§ **Task description**
Write down every entry once more, exactly as it reads.

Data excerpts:
----------------
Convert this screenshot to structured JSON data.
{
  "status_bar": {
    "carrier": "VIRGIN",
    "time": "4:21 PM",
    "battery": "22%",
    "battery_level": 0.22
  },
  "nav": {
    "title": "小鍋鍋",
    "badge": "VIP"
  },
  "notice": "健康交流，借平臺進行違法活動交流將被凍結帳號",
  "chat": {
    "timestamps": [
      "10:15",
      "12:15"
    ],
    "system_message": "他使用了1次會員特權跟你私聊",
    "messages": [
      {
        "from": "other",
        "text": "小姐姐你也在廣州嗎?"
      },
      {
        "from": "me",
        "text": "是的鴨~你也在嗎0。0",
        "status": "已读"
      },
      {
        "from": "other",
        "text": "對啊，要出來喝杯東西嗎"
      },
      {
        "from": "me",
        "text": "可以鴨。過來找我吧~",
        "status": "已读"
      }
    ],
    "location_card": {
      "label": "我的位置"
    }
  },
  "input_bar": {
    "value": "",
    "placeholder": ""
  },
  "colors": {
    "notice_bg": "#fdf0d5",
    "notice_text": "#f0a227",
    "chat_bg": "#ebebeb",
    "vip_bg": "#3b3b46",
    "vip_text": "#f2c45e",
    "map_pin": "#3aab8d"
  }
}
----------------
§ **Result of this exercise**
Convert this screenshot to structured JSON data.
{
  "status_bar": {
    "carrier": "VIRGIN",
    "time": "4:21 PM",
    "battery": "22%",
    "battery_level": 0.22
  },
  "nav": {
    "title": "小鍋鍋",
    "badge": "VIP"
  },
  "notice": "健康交流，借平臺進行違法活動交流將被凍結帳號",
  "chat": {
    "timestamps": [
      "10:15",
      "12:15"
    ],
    "system_message": "他使用了1次會員特權跟你私聊",
    "messages": [
      {
        "from": "other",
        "text": "小姐姐你也在廣州嗎?"
      },
      {
        "from": "me",
        "text": "是的鴨~你也在嗎0。0",
        "status": "已读"
      },
      {
        "from": "other",
        "text": "對啊，要出來喝杯東西嗎"
      },
      {
        "from": "me",
        "text": "可以鴨。過來找我吧~",
        "status": "已读"
      }
    ],
    "location_card": {
      "label": "我的位置"
    }
  },
  "input_bar": {
    "value": "",
    "placeholder": ""
  },
  "colors": {
    "notice_bg": "#fdf0d5",
    "notice_text": "#f0a227",
    "chat_bg": "#ebebeb",
    "vip_bg": "#3b3b46",
    "vip_text": "#f2c45e",
    "map_pin": "#3aab8d"
  }
}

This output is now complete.